*** Opening Records shown ***
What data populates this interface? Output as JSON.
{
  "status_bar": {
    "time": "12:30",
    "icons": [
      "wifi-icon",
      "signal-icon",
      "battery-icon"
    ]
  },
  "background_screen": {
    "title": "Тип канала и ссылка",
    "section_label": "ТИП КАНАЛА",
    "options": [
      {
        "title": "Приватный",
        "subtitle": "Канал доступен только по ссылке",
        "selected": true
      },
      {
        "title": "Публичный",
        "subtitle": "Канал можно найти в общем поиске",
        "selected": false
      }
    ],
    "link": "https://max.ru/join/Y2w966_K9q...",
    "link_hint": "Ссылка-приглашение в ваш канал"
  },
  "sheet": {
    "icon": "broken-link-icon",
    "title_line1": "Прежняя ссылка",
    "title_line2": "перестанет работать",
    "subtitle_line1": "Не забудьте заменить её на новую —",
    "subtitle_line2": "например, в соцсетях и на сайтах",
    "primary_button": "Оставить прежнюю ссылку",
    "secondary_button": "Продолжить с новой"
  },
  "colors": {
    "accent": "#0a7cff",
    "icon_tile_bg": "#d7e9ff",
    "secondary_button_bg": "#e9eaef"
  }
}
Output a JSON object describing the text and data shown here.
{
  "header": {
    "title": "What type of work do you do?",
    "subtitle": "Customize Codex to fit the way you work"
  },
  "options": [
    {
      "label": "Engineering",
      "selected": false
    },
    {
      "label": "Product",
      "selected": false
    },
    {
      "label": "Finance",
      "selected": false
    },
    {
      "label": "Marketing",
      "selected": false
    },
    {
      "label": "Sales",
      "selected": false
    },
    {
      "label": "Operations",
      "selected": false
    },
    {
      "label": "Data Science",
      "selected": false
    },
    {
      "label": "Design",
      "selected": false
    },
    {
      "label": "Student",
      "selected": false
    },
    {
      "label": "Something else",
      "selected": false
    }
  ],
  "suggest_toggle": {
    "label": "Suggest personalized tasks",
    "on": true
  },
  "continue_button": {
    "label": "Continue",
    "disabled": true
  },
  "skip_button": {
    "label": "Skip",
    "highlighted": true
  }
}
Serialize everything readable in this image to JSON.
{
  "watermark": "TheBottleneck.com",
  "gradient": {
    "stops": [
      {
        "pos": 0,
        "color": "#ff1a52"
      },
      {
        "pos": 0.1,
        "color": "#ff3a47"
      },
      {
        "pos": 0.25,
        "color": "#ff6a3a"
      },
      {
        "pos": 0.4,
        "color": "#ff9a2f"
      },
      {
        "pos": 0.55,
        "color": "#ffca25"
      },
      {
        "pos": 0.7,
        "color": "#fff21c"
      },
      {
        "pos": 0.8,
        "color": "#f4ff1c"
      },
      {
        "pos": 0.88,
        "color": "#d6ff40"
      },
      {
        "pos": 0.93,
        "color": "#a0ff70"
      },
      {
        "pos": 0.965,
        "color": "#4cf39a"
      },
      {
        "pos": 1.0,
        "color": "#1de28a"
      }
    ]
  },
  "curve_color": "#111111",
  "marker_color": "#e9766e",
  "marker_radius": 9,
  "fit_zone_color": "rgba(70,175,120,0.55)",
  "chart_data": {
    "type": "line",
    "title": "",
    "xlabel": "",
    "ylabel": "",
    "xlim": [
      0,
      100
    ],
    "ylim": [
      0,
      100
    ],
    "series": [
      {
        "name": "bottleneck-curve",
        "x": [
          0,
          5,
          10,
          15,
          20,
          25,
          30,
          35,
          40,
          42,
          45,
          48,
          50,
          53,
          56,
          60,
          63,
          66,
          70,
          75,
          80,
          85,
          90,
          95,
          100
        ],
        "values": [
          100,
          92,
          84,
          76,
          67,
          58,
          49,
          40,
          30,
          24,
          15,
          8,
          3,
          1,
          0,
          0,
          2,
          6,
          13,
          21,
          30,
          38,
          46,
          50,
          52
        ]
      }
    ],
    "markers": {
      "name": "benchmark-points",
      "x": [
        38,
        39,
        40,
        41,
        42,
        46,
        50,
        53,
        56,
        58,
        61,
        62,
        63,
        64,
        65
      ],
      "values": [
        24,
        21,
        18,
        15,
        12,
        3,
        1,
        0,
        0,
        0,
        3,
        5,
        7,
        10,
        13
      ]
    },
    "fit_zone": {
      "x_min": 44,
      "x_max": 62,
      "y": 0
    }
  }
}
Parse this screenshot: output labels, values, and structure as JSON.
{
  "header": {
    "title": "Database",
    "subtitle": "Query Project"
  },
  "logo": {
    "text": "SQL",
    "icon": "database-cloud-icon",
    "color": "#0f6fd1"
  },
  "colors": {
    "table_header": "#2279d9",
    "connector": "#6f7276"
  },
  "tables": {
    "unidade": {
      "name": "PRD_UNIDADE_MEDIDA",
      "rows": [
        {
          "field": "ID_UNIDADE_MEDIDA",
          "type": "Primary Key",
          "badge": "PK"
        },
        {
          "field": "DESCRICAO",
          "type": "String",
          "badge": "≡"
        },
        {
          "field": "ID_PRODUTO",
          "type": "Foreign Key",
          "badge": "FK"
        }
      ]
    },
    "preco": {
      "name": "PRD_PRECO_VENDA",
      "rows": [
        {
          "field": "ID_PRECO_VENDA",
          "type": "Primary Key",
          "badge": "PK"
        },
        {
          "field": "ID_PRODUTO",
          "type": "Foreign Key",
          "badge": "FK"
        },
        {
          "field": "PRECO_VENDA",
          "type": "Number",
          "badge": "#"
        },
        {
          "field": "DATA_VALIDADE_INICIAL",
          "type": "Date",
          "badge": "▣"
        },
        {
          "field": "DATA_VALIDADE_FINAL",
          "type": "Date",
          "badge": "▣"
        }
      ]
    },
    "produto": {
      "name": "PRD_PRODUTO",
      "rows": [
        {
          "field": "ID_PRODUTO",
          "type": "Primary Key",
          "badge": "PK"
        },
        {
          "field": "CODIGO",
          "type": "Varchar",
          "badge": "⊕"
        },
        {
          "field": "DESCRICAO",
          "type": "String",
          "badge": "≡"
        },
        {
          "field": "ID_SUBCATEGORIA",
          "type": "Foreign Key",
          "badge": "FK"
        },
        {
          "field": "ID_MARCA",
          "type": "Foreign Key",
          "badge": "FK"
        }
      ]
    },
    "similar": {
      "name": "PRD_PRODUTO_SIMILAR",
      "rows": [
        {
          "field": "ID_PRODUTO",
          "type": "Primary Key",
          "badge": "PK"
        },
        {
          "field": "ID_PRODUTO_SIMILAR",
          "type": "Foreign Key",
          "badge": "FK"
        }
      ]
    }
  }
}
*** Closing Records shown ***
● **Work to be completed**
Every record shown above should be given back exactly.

● **Solution to this task**
What data populates this interface? Output as JSON.
{
  "status_bar": {
    "time": "12:30",
    "icons": [
      "wifi-icon",
      "signal-icon",
      "battery-icon"
    ]
  },
  "background_screen": {
    "title": "Тип канала и ссылка",
    "section_label": "ТИП КАНАЛА",
    "options": [
      {
        "title": "Приватный",
        "subtitle": "Канал доступен только по ссылке",
        "selected": true
      },
      {
        "title": "Публичный",
        "subtitle": "Канал можно найти в общем поиске",
        "selected": false
      }
    ],
    "link": "https://max.ru/join/Y2w966_K9q...",
    "link_hint": "Ссылка-приглашение в ваш канал"
  },
  "sheet": {
    "icon": "broken-link-icon",
    "title_line1": "Прежняя ссылка",
    "title_line2": "перестанет работать",
    "subtitle_line1": "Не забудьте заменить её на новую —",
    "subtitle_line2": "например, в соцсетях и на сайтах",
    "primary_button": "Оставить прежнюю ссылку",
    "secondary_button": "Продолжить с новой"
  },
  "colors": {
    "accent": "#0a7cff",
    "icon_tile_bg": "#d7e9ff",
    "secondary_button_bg": "#e9eaef"
  }
}
Output a JSON object describing the text and data shown here.
{
  "header": {
    "title": "What type of work do you do?",
    "subtitle": "Customize Codex to fit the way you work"
  },
  "options": [
    {
      "label": "Engineering",
      "selected": false
    },
    {
      "label": "Product",
      "selected": false
    },
    {
      "label": "Finance",
      "selected": false
    },
    {
      "label": "Marketing",
      "selected": false
    },
    {
      "label": "Sales",
      "selected": false
    },
    {
      "label": "Operations",
      "selected": false
    },
    {
      "label": "Data Science",
      "selected": false
    },
    {
      "label": "Design",
      "selected": false
    },
    {
      "label": "Student",
      "selected": false
    },
    {
      "label": "Something else",
      "selected": false
    }
  ],
  "suggest_toggle": {
    "label": "Suggest personalized tasks",
    "on": true
  },
  "continue_button": {
    "label": "Continue",
    "disabled": true
  },
  "skip_button": {
    "label": "Skip",
    "highlighted": true
  }
}
Serialize everything readable in this image to JSON.
{
  "watermark": "TheBottleneck.com",
  "gradient": {
    "stops": [
      {
        "pos": 0,
        "color": "#ff1a52"
      },
      {
        "pos": 0.1,
        "color": "#ff3a47"
      },
      {
        "pos": 0.25,
        "color": "#ff6a3a"
      },
      {
        "pos": 0.4,
        "color": "#ff9a2f"
      },
      {
        "pos": 0.55,
        "color": "#ffca25"
      },
      {
        "pos": 0.7,
        "color": "#fff21c"
      },
      {
        "pos": 0.8,
        "color": "#f4ff1c"
      },
      {
        "pos": 0.88,
        "color": "#d6ff40"
      },
      {
        "pos": 0.93,
        "color": "#a0ff70"
      },
      {
        "pos": 0.965,
        "color": "#4cf39a"
      },
      {
        "pos": 1.0,
        "color": "#1de28a"
      }
    ]
  },
  "curve_color": "#111111",
  "marker_color": "#e9766e",
  "marker_radius": 9,
  "fit_zone_color": "rgba(70,175,120,0.55)",
  "chart_data": {
    "type": "line",
    "title": "",
    "xlabel": "",
    "ylabel": "",
    "xlim": [
      0,
      100
    ],
    "ylim": [
      0,
      100
    ],
    "series": [
      {
        "name": "bottleneck-curve",
        "x": [
          0,
          5,
          10,
          15,
          20,
          25,
          30,
          35,
          40,
          42,
          45,
          48,
          50,
          53,
          56,
          60,
          63,
          66,
          70,
          75,
          80,
          85,
          90,
          95,
          100
        ],
        "values": [
          100,
          92,
          84,
          76,
          67,
          58,
          49,
          40,
          30,
          24,
          15,
          8,
          3,
          1,
          0,
          0,
          2,
          6,
          13,
          21,
          30,
          38,
          46,
          50,
          52
        ]
      }
    ],
    "markers": {
      "name": "benchmark-points",
      "x": [
        38,
        39,
        40,
        41,
        42,
        46,
        50,
        53,
        56,
        58,
        61,
        62,
        63,
        64,
        65
      ],
      "values": [
        24,
        21,
        18,
        15,
        12,
        3,
        1,
        0,
        0,
        0,
        3,
        5,
        7,
        10,
        13
      ]
    },
    "fit_zone": {
      "x_min": 44,
      "x_max": 62,
      "y": 0
    }
  }
}
Parse this screenshot: output labels, values, and structure as JSON.
{
  "header": {
    "title": "Database",
    "subtitle": "Query Project"
  },
  "logo": {
    "text": "SQL",
    "icon": "database-cloud-icon",
    "color": "#0f6fd1"
  },
  "colors": {
    "table_header": "#2279d9",
    "connector": "#6f7276"
  },
  "tables": {
    "unidade": {
      "name": "PRD_UNIDADE_MEDIDA",
      "rows": [
        {
          "field": "ID_UNIDADE_MEDIDA",
          "type": "Primary Key",
          "badge": "PK"
        },
        {
          "field": "DESCRICAO",
          "type": "String",
          "badge": "≡"
        },
        {
          "field": "ID_PRODUTO",
          "type": "Foreign Key",
          "badge": "FK"
        }
      ]
    },
    "preco": {
      "name": "PRD_PRECO_VENDA",
      "rows": [
        {
          "field": "ID_PRECO_VENDA",
          "type": "Primary Key",
          "badge": "PK"
        },
        {
          "field": "ID_PRODUTO",
          "type": "Foreign Key",
          "badge": "FK"
        },
        {
          "field": "PRECO_VENDA",
          "type": "Number",
          "badge": "#"
        },
        {
          "field": "DATA_VALIDADE_INICIAL",
          "type": "Date",
          "badge": "▣"
        },
        {
          "field": "DATA_VALIDADE_FINAL",
          "type": "Date",
          "badge": "▣"
        }
      ]
    },
    "produto": {
      "name": "PRD_PRODUTO",
      "rows": [
        {
          "field": "ID_PRODUTO",
          "type": "Primary Key",
          "badge": "PK"
        },
        {
          "field": "CODIGO",
          "type": "Varchar",
          "badge": "⊕"
        },
        {
          "field": "DESCRICAO",
          "type": "String",
          "badge": "≡"
        },
        {
          "field": "ID_SUBCATEGORIA",
          "type": "Foreign Key",
          "badge": "FK"
        },
        {
          "field": "ID_MARCA",
          "type": "Foreign Key",
          "badge": "FK"
        }
      ]
    },
    "similar": {
      "name": "PRD_PRODUTO_SIMILAR",
      "rows": [
        {
          "field": "ID_PRODUTO",
          "type": "Primary Key",
          "badge": "PK"
        },
        {
          "field": "ID_PRODUTO_SIMILAR",
          "type": "Foreign Key",
          "badge": "FK"
        }
      ]
    }
  }
}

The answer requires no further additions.